"The search is going on. If there is any substantial development it will be made known," Wing Commander Anupam Banerjee, Public Relations Officer for IAF told IANS.
 
Only a catastrophic accident in a "no talk/radio zone" or "dead zone" could destroy an aircraft suddenly, an experienced pilot with the Indian defence forces told IANS late Friday.
 
The search and rescue operation by Indian Navy and Coast Guard, which went on through the night, continued on Saturdaay and more assets were deployed.
 
Two P8I surveillance aircrafts and two Dornier are continuing the search while one Dornier is on standby at Port Blair.
 
One AN 32 and two C-130 Hercules aircrafts and Mi-17 V5 with floats are also on standby.
 
At present, 13 ships of the Indian Navy and four ships of Coast Guard are involved in the search operation. 
 
A submarine was also sent for locating transmissions from the emergency locator beacon on board the missing aircraft. Emergency locator beacons usually get activated in case a plane crashes.
 
Those on board the AN-32 included six crew members, 15 personnel from the IAF, army, navy and Coast Guard, and eight civilians who were family members of the personnel.
 
The aircraft, an upgraded AN-32 belonging to 33 Squadron, took off from Tambaram Air Force Station in Chennai at 8.30 a.m., and was expected to land at Port Blair in the Andaman and Nicobar Islands at 11.30 a.m., officials said, describing it as a "routine sortie".
 
According to a report submitted to the Defence Minister by Air Force Chief Air Chief Marshal Arup Raha, the recorded transcript of Chennai air traffic radar showed last pickup of the aircraft was 151 nautical miles east of Chennai, when the aircraft was observed to have carried out a left turn with rapid loss of height from 23,000 feet.
 
The last contact with the aircraft was established roughly around 15-20 minutes after the take-off, sources said.
 
According to the IAF, the AN-32 is a twin engine turboprop, medium tactical transport aircraft of Russian origin. It can carry a maximum load of around 6.7 tonne or 39 paratroopers.
 
The aircraft's maximum cruise speed is 530 kmph.
 
"Planes are designed to fly even during an emergency. There will be reaction time to the pilots facing an emergency to send out messages for help or turn towards safety," an Indian defence forces pilot told IANS.
 
According to the pilot, an AN-32 aircraft will not drop down like a stone or vanish into thin air in the case of normal emergency, as there will be reaction time.
 
"But in the case of a catastrophic threat, the pilots will not have the necessary reaction time," he said.
 
Disclaimer: Information, facts or opinions expressed in this news article are presented as sourced from IANS and do not reflect views of Moneylife and hence Moneylife is not responsible or liable for the same. As a source and news provider, IANS is responsible for accuracy, completeness, suitability and validity of any information in this article.

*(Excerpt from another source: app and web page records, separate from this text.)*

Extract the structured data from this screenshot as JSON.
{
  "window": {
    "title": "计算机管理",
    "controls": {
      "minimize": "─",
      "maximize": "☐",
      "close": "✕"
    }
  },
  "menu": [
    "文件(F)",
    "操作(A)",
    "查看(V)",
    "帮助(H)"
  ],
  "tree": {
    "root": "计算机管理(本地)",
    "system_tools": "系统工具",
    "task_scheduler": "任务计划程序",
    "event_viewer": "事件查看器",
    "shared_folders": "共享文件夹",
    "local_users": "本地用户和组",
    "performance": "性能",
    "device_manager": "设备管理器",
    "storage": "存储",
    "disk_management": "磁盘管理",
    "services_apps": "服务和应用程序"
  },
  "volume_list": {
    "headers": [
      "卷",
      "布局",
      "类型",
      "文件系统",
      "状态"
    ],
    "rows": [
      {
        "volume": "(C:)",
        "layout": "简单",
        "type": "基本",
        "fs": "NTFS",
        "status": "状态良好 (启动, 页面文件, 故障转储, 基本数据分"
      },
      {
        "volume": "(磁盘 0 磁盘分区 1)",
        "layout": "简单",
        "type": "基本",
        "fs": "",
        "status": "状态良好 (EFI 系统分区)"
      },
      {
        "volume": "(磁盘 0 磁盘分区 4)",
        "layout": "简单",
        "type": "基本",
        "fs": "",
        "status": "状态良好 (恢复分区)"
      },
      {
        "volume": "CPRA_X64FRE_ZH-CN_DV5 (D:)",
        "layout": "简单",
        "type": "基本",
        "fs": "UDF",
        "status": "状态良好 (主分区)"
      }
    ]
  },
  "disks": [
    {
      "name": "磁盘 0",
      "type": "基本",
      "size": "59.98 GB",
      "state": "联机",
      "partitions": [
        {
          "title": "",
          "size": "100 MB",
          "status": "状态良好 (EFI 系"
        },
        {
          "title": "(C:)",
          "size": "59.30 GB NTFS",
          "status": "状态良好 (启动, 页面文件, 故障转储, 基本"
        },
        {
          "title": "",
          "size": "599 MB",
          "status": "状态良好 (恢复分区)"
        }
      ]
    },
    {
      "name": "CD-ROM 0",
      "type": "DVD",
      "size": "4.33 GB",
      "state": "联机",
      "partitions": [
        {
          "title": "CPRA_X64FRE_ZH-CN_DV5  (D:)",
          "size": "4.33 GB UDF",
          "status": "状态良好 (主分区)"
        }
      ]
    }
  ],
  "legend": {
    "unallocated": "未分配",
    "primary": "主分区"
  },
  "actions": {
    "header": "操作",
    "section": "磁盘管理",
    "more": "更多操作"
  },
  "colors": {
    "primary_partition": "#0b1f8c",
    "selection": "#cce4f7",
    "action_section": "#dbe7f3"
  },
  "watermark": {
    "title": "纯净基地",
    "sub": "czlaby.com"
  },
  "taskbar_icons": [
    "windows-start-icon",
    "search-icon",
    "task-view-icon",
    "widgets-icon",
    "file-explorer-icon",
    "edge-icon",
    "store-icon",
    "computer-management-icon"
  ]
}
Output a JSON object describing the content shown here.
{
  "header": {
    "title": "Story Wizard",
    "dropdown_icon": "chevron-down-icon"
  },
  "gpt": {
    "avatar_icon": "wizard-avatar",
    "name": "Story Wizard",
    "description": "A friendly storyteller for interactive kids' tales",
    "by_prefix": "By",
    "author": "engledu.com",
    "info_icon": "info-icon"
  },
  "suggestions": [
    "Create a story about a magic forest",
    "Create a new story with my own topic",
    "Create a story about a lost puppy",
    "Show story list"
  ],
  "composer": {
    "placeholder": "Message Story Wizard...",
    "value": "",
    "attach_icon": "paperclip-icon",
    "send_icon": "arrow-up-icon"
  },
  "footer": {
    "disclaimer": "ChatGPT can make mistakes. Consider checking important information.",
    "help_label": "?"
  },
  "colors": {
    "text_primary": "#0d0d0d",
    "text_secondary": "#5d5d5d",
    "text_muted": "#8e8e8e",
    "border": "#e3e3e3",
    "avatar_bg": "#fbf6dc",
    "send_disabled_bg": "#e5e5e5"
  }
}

User

We are listening!

Solve the equation and enter in the Captcha field.
  Loading...
Close

To continue


Please
Sign Up or Sign In
with

Email
Close

To continue


Please
Sign Up or Sign In
with

Email

BUY NOW

The Scam
24 Year Of The Scam: The Perennial Bestseller, reads like a Thriller!
Moneylife Magazine
Fiercely independent and pro-consumer information on personal finance
Stockletters in 3 Flavours
Outstanding research that beats mutual funds year after year
MAS: Complete Online Financial Advisory
(Includes Moneylife Magazine and Lion Stockletter)